Figure 1-21.Frequency-modulation chart.
The frequency regularly changes 40 megahertz with respect to time; therefore, its value at any time
during its cycle can be used as the basis for computing the time elapsed after the start of the frequency
cycle. For example, at T0 the transmitter sends a 420-megahertz signal toward an object. It strikes the
object and returns to the receiver at T1, when the transmitter is sending out a new frequency of 440
megahertz. At T1, the 420-megahertz returned signal and the 440-megahertz transmitter signal are fed to
the receiver simultaneously. When the two signals are mixed in the receiver, a beat frequency results. The
beat frequency varies directly with the distance to the object, increasing as the distance increases. Using
this information, you can calibrate a device that measures frequency to indicate range.
This system works well when the detected object is stationary. It is used in aircraft altimeters which
give a continuous reading of the height above the earth of the aircraft. The system is not satisfactory for
locating moving objects. This is because moving targets produce a frequency shift in the returned signal
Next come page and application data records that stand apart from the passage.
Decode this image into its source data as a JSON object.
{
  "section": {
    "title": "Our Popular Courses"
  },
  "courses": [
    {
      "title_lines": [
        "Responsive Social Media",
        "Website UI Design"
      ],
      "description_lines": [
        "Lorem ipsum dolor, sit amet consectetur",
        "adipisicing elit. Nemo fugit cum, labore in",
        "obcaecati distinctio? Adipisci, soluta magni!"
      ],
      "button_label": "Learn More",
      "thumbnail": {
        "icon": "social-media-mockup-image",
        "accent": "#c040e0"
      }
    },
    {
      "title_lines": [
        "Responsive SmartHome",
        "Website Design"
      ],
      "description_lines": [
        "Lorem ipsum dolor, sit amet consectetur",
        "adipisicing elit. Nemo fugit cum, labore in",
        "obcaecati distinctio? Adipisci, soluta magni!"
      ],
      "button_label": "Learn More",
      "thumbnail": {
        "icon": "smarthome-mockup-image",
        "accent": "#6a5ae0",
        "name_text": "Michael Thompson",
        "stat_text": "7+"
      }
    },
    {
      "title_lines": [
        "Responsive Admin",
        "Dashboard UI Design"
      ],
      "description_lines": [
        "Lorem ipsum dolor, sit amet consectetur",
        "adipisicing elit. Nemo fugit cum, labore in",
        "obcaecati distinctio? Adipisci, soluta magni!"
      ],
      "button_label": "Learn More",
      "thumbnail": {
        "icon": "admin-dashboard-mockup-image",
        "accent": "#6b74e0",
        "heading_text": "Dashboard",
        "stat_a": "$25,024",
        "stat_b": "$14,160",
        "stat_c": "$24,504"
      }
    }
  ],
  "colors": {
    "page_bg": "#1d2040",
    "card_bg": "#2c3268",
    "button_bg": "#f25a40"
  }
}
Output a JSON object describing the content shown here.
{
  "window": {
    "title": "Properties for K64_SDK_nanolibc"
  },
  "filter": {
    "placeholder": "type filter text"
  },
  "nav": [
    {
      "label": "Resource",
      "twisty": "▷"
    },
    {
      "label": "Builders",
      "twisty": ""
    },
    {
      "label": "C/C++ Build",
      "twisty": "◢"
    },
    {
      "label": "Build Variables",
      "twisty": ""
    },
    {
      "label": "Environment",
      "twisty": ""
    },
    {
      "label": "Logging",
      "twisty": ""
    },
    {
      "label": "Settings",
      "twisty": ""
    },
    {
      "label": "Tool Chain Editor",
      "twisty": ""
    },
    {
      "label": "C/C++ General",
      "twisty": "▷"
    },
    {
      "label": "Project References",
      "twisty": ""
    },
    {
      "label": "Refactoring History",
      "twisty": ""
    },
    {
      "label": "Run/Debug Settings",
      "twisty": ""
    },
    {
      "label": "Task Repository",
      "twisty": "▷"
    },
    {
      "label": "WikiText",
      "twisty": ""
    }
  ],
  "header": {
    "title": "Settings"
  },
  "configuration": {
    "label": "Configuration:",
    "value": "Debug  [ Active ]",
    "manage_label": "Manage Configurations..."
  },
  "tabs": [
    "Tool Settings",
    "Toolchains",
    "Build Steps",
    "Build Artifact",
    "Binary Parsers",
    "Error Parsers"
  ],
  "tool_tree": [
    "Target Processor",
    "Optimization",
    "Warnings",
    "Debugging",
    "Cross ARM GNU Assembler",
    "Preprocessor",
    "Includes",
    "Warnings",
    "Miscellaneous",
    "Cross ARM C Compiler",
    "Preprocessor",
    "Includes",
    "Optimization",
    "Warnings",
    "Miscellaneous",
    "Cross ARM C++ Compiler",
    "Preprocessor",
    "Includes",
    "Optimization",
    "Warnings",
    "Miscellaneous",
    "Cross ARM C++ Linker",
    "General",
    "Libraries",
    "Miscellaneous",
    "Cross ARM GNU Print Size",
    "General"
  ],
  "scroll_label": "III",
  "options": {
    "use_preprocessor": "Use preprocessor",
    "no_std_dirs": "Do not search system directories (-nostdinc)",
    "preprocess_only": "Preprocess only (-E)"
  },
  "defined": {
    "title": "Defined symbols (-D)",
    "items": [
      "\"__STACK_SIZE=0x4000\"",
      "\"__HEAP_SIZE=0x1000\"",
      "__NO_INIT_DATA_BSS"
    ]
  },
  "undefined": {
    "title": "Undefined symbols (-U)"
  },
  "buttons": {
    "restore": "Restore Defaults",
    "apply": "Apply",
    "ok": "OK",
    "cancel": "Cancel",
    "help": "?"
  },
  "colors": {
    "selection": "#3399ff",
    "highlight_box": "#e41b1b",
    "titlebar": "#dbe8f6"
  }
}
because of the Doppler effect; this affects the accuracy of the range measurement.
The pulse-modulation method of energy transmission was analyzed to some extent earlier in this
chapter. As the previous discussions indicated, radio-frequency energy can also be transmitted in very
short bursts, called pulses. These pulses are of extremely short time duration, usually on the order of 0.1
microsecond to approximately 50 microseconds. In this method, the transmitter is turned on for a very
short time and the pulse of radio-frequency energy is transmitted, as shown in view A of figure 1-22. The
transmitter is then turned off, and the pulse travels outward from the transmitter at the velocity of light
(view B). When the pulse strikes an object (view C), it is reflected and begins to travel back toward the
radar system, still moving at the same velocity (view D). The pulse is then received by the radar system
(view E). The time interval between transmission and reception is computed and converted into a visual
indication of range in miles or yards. The radar cycle then starts over again by transmitting another pulse
(view F). This method does not depend on the relative frequency of the returned signal or on the motion
of the target; therefore, it has an important advantage over cw and fm methods.